Perhaps the most remarkable Kagay-anon patriots were the Tiano siblings, for whom the Tiano Brothers street in Cagayan de Oro is named after, another story apparently is forgotten by the present generation. No less than six of the siblings, five males and one female, were involved in fighting the Japanese in World War II, making them our counterpart to the famous Sullivan Brothers of the US Navy.

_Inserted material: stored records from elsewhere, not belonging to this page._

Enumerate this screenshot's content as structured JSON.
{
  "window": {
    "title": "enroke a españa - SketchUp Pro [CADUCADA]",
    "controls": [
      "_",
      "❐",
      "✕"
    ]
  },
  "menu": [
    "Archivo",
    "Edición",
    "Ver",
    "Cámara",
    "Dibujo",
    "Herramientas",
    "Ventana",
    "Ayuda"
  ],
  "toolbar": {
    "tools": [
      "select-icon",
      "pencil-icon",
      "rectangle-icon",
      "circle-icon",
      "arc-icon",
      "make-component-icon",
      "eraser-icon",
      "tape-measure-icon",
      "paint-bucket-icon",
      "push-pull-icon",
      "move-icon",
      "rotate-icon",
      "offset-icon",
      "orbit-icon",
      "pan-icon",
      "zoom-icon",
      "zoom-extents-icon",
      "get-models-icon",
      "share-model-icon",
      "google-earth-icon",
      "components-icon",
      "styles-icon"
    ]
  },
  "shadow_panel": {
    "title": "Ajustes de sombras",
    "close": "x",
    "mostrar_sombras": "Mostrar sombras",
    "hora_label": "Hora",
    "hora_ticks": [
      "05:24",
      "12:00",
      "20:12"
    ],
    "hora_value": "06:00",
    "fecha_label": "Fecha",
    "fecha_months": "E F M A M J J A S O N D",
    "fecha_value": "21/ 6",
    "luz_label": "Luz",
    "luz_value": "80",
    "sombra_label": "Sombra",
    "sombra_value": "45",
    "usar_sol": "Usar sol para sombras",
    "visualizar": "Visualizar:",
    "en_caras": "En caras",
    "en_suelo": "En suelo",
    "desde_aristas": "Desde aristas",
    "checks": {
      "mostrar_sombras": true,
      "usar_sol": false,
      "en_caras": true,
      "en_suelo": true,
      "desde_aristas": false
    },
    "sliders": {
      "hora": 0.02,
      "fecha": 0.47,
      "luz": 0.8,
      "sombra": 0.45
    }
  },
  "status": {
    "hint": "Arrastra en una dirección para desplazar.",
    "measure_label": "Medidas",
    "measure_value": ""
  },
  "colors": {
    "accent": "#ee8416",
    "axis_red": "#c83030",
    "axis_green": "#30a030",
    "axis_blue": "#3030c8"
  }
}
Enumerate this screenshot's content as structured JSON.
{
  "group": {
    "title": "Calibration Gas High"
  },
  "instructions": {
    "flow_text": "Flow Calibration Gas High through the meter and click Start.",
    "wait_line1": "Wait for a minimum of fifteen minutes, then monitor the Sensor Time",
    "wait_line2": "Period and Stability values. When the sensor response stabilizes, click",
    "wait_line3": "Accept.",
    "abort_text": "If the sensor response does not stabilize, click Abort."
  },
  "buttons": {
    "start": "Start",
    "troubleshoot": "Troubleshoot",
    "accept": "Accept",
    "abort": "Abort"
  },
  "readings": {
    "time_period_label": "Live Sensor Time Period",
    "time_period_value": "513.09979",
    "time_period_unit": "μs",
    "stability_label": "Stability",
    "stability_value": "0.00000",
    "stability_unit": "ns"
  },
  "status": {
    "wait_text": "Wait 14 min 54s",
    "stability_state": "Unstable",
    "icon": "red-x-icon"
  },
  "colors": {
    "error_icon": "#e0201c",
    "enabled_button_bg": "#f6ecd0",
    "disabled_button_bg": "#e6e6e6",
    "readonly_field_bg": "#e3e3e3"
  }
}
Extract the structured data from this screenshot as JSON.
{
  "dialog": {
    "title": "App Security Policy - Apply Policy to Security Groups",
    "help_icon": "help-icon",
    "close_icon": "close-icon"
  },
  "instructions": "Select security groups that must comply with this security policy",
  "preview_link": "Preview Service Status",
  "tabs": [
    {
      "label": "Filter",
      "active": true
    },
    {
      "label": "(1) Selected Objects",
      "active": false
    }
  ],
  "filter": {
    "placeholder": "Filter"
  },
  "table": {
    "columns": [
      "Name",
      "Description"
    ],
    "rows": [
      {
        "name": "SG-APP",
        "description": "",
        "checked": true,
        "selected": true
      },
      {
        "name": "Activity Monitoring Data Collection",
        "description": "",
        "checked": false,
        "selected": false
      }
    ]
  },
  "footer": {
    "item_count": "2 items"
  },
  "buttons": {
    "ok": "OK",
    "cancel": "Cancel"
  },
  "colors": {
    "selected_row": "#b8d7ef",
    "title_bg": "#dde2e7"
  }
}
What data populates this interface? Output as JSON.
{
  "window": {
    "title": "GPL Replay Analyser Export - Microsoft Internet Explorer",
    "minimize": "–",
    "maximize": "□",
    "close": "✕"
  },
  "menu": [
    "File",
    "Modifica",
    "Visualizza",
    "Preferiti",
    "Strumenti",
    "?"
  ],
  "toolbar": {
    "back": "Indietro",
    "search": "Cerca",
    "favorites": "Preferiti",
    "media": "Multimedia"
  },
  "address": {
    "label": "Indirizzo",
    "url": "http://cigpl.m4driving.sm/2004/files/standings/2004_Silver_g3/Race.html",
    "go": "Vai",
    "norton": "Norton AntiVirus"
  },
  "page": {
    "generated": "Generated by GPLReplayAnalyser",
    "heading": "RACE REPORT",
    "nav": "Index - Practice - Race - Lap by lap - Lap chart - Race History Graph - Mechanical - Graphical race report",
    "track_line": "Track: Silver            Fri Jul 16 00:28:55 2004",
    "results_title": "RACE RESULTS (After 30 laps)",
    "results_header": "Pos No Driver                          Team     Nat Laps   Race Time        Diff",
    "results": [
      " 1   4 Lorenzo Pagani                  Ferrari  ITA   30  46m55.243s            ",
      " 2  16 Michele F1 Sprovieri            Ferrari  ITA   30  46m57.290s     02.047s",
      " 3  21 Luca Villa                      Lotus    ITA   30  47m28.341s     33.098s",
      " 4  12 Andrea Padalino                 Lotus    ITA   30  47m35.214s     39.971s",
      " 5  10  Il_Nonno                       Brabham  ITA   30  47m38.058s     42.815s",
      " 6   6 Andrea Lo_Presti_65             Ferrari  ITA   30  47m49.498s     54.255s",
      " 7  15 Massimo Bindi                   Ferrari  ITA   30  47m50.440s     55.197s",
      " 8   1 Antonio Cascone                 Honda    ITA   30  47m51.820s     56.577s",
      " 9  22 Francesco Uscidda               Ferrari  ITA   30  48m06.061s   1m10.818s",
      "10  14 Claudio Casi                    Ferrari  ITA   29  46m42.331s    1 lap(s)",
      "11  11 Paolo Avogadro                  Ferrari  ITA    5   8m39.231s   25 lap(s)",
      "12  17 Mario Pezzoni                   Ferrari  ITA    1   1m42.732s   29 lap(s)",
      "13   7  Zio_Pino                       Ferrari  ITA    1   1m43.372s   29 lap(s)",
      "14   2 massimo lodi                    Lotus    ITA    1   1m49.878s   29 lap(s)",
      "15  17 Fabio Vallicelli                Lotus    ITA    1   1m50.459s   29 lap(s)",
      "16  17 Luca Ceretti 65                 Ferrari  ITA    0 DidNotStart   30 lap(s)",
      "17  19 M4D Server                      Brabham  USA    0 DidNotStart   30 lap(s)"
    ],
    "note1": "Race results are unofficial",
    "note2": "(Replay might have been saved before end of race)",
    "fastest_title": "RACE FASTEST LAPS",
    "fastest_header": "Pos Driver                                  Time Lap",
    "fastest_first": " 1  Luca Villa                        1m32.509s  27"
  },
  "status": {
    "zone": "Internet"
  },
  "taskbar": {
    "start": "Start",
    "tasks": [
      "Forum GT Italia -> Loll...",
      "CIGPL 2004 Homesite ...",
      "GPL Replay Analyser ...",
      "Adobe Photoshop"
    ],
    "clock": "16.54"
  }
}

While only the second eldest sibling Nestor was killed in action vs. the Japanese at the young age of 24, while repelling a Japanese attack at Aglaloma Point, Bataan on Jan. 23, 1942, this does not by any measure diminish the sacrifice of his five other siblings in the struggle against the Japanese Occupation during the war.
The eldest Ronaldo, a 1st Lt. in the nascent Philippine Army Air Force (PAAC), survived the Bataan Death March, but was released by the Japanese from the concentration camp in Capas, Tarlac and instructed to report to the Japanese headquarters in Cagayan. He came home wearing his full PAAC uniform. Instead, he joined the 120th Infantry Regiment under Maj. Angeles Limena as one of his staff. After the war he joined the newly organized Philippine Air Force (PAF) but left after 18 months to join Philippine Airlines (PAL). He died in a plane crash on Jan. 24, 1950.
Apollo became a 2nd Lt. and platoon leader of “C” Company, 1st Battalion, 120th Regiment, 108th Division based in Initao, Misamis Oriental. He died fighting with the 19th Battalion Combat Team (BCT) of the Philippine Expeditionary Force to Korea (PEFTOK) defending Hill 191 (also called Arsenal Hill) and Hill Eerie, comprising Combat Outpost No. 8 at the Chorwon-Siboni corridor in the west-central sector of Korea on June 20, 1952, while repelling a superior force of the Chinese People’s Volunteer Army. The Philippine Navy’s BRP Apollo Tiano is named in his honor.
Uriel became a sergeant of “A” Company, 1st Battalion, 120th Regiment, 108th Division based at Pangayawan, Alubijid, Misamis Oriental, and ended the war in the Signal Corps.
The youngest brother Jaime was a private first class at only 15 years of age and served as a medical aide of the 120th Regimental Hospital together with his sister 1st Lt. Fe B. Tiano (RN), who was the unit’s sole regimental nurse at the regimental hospital at Talacogon, Lugait, Misamis Oriental.
As Cpl. Jesus B. Ilogon relates in his unpublished manuscript, Memoirs of a Guerrilla: The Barefoot Army,” Lt. Fe Tiano and PFC Jaime Tiano were engrossed in their hospital work, tending to the sick of the regimental hospital. They were so busy that they forgot to apply for their vacation, and when they did, it would be disapproved.” Truly a dilemma that our front lines in our hospitals and health care facilities could relate with!
“This is the story of the Tianos-brave and courageous, their battles are now part of history. While they went to war, their parents Emilia Bacarrisas and Leocadio Tiano and two sisters Ruth and Emily were left in Lapad (Alubijid, now part of Laguindingan), to stoke the home fires burning,” Ilogon noted.
There are too many others, both known and unknown, who suffered the ultimate sacrifice in our fight for freedom, and it’s beyond our limited knowledge and capacity to mention all of them here.
But let this not diminish our recognition of their uncommon valor and faith in our ultimate victory that may serve to inspire us to withstand the trials of this unseen enemy which now confronts us the world over.
Thank you for your service to the Philippines and the United States of America! MABUHAY!
This article was written by Rene Michael Baños, a known journalist in Cagayan de Oro City and a History aficionado.